Mutual Funds have varying operating expenses. Mutual funds are either open-ended, with no limit on the number of shares that can be sold, or closed-end, with a fixed number of shares. Easy diversification, as each fund owns small pieces of many investments. For example, suppose you want to invest $5,000 in an ETF at a final price of $45 a share.
ETFs trade like stocks and are listed on stock exchanges and sold by broker-dealers. Mutual funds enable investors to purchase shares of stocks or other securities (such as bonds) in a pool with other investors. Some specialized or niche” exchange-traded funds can be subject to additional market risks.

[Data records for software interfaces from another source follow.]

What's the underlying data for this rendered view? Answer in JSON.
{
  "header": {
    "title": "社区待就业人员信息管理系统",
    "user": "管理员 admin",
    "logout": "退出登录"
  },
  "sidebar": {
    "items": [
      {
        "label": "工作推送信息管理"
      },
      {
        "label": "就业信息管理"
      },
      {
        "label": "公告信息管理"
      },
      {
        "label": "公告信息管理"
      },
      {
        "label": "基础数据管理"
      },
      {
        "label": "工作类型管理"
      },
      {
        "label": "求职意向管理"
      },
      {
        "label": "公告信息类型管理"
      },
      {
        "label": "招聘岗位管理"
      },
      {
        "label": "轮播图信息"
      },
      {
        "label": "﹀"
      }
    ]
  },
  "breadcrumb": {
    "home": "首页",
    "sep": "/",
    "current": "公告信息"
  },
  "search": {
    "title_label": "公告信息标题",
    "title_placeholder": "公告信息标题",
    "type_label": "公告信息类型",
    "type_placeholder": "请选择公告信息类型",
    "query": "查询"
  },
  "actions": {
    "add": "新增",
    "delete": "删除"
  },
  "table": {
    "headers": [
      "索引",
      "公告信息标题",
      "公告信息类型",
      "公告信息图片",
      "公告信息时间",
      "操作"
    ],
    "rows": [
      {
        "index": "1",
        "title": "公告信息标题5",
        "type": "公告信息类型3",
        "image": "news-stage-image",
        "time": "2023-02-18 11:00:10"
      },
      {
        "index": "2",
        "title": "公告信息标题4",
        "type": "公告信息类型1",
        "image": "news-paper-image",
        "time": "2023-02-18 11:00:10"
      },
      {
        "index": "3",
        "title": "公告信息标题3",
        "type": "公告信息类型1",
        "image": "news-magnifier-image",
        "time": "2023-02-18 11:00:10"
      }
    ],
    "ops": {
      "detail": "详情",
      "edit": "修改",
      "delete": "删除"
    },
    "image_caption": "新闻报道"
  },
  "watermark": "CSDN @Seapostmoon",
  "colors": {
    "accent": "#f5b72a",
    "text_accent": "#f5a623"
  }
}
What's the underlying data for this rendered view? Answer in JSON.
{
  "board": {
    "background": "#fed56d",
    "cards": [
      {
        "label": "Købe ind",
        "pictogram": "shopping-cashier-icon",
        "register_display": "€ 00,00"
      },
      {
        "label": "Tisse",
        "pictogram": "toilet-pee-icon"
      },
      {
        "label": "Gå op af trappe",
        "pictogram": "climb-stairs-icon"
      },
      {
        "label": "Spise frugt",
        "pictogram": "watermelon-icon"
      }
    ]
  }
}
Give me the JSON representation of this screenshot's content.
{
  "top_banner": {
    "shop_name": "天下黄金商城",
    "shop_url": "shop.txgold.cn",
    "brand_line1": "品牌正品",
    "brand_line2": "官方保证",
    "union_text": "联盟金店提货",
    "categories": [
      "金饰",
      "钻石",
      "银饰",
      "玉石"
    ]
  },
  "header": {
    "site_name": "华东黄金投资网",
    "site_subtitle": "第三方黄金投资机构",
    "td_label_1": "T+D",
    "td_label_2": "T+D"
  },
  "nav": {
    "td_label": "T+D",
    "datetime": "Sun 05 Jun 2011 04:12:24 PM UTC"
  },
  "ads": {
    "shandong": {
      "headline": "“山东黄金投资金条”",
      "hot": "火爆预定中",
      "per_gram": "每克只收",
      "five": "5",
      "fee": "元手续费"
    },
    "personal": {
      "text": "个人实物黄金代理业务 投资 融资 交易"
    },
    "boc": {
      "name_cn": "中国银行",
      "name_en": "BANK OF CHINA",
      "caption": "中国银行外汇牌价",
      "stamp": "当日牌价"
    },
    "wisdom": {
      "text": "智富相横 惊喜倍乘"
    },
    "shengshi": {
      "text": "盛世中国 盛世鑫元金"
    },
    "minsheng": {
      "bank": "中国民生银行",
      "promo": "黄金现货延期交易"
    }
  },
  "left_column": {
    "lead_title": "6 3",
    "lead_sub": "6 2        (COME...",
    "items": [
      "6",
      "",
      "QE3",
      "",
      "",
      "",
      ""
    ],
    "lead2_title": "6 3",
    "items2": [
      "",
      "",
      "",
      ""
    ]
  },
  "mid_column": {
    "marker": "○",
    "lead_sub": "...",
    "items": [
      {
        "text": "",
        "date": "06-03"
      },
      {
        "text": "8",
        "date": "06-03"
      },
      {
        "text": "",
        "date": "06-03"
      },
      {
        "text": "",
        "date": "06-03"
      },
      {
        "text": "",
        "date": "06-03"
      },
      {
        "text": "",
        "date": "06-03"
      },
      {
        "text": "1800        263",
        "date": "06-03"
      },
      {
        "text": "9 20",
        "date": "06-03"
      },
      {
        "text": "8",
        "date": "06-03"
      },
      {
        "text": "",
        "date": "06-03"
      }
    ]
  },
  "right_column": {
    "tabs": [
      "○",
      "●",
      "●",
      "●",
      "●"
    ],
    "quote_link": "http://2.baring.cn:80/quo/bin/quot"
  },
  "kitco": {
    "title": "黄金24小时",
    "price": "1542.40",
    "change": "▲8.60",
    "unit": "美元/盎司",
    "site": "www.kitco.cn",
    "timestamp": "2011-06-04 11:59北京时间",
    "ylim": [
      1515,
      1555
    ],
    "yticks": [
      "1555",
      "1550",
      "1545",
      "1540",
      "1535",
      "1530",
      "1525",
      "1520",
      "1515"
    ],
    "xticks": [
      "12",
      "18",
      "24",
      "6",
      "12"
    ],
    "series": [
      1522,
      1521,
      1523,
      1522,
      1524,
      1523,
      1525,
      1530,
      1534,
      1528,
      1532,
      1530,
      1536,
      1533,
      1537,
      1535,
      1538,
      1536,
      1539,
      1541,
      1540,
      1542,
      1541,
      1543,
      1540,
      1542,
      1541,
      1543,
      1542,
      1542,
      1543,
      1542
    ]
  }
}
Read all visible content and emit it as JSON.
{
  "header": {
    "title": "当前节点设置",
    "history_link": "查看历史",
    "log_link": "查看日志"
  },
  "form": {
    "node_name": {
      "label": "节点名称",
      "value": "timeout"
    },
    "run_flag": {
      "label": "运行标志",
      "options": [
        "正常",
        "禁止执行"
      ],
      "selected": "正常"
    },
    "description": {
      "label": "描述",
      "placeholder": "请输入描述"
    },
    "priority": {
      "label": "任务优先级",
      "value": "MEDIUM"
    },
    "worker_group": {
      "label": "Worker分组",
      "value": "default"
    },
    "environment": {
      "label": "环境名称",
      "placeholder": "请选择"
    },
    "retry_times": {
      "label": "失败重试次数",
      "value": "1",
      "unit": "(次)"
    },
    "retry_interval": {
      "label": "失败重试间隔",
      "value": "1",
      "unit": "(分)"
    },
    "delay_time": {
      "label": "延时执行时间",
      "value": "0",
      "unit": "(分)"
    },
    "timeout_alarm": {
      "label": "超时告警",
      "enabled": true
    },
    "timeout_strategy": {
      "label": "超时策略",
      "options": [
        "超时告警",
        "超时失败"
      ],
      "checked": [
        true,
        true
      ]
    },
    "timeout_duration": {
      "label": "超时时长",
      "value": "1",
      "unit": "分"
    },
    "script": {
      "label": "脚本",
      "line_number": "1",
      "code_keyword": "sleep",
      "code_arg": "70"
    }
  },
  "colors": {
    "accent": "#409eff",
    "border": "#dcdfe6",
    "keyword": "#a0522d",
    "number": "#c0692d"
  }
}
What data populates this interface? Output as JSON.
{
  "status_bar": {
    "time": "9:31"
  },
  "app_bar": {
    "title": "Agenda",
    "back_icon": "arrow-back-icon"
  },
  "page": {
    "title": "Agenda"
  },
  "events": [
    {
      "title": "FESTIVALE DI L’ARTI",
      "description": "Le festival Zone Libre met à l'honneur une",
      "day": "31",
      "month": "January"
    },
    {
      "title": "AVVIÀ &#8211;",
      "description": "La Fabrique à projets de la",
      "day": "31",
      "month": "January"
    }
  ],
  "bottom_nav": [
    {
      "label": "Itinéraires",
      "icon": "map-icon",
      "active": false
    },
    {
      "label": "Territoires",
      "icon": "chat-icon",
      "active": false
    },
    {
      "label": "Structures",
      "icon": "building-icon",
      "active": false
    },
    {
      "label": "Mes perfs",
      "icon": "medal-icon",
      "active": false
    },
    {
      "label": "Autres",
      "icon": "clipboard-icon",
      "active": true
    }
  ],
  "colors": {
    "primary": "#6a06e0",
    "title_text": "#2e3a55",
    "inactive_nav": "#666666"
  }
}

Unlike ETFs, they don't have trading commissions, but they do carry an expense ratio and potentially other sales fees (or loads”). 47 The most common way to construct leveraged ETFs is by trading futures contracts. Index funds and ETFs, however, have few internal trades and typically incur fewer capital gains taxes.
There are some differences between how mutual funds and ETFs calculate this figure, but, generally, NAV comes from a calculation of the total value of all the securities in the fund portfolio, any liabilities of the fund and the number of fund shares outstanding.
Also, if you plan to actively trade the assets in your account, or if you plan to make incremental additions to your ETF holdings, remember that multiple trades can mean multiple transaction costs. It does not address other types of exchange-traded products that are not registered under the 1940 Act, such as exchange-traded commodity funds or exchange-traded notes.
Unlike mutual funds, however, ETF shares are traded on a national stock exchange and at market prices that may or may not be the same as the net asset value (NAV”) of the shares, that is, the value of the ETF's assets minus its liabilities divided by the number of shares outstanding.
While there are some actively managed ETFs, these tend to have higher prices. ETF investors may also have to pay a brokerage commission on each transaction, though some ETF providers offer no-commission ETFs. From the perspective of passive investors, below is a breakdown of the advantages and disadvantages of ETFs.
Mutual funds are more likely to be actively managed: Most ETFS are index funds, which track market indexes. But because ETFs are traded like stocks, you typically pay a commission to buy and sell them. ETC can also refer to exchange-traded notes , which are not exchange-traded funds.
However, if you have an ETF vs. mutual fund dilemma, consider the disadvantages of mutual funds, and then consider the advantages ETFs bring to the table. More specifically, the market price represents the most recent price someone paid for that ETF. The tax advantages of ETFs are of no relevance for investors using tax-deferred accounts (or indeed, mutual funds investors who are tax-exempt in the first place).